*Component data from apps and pages*.

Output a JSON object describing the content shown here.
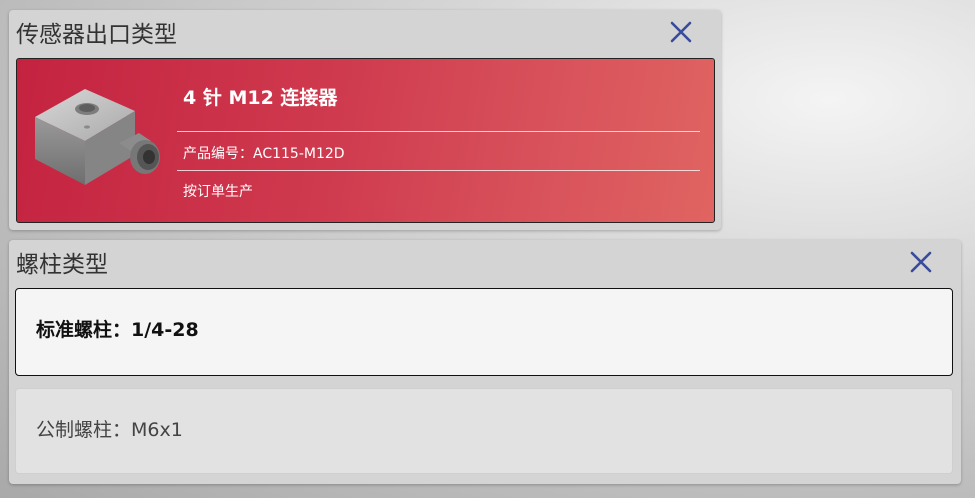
{
  "sensor_output": {
    "title": "传感器出口类型",
    "selected": {
      "name": "4 针 M12 连接器",
      "part_number": "产品编号：AC115-M12D",
      "availability": "按订单生产"
    },
    "colors": {
      "card_start": "#c42340",
      "card_end": "#e06461"
    }
  },
  "stud_type": {
    "title": "螺柱类型",
    "options": [
      {
        "label": "标准螺柱：1/4-28",
        "selected": true
      },
      {
        "label": "公制螺柱：M6x1",
        "selected": false
      }
    ]
  },
  "icons": {
    "close": "close-icon",
    "product": "sensor-product-image"
  },
  "accent": "#3a4a9c"
}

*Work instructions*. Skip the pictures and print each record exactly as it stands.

*Exercise output*.
Output a JSON object describing the content shown here.
{
  "sensor_output": {
    "title": "传感器出口类型",
    "selected": {
      "name": "4 针 M12 连接器",
      "part_number": "产品编号：AC115-M12D",
      "availability": "按订单生产"
    },
    "colors": {
      "card_start": "#c42340",
      "card_end": "#e06461"
    }
  },
  "stud_type": {
    "title": "螺柱类型",
    "options": [
      {
        "label": "标准螺柱：1/4-28",
        "selected": true
      },
      {
        "label": "公制螺柱：M6x1",
        "selected": false
      }
    ]
  },
  "icons": {
    "close": "close-icon",
    "product": "sensor-product-image"
  },
  "accent": "#3a4a9c"
}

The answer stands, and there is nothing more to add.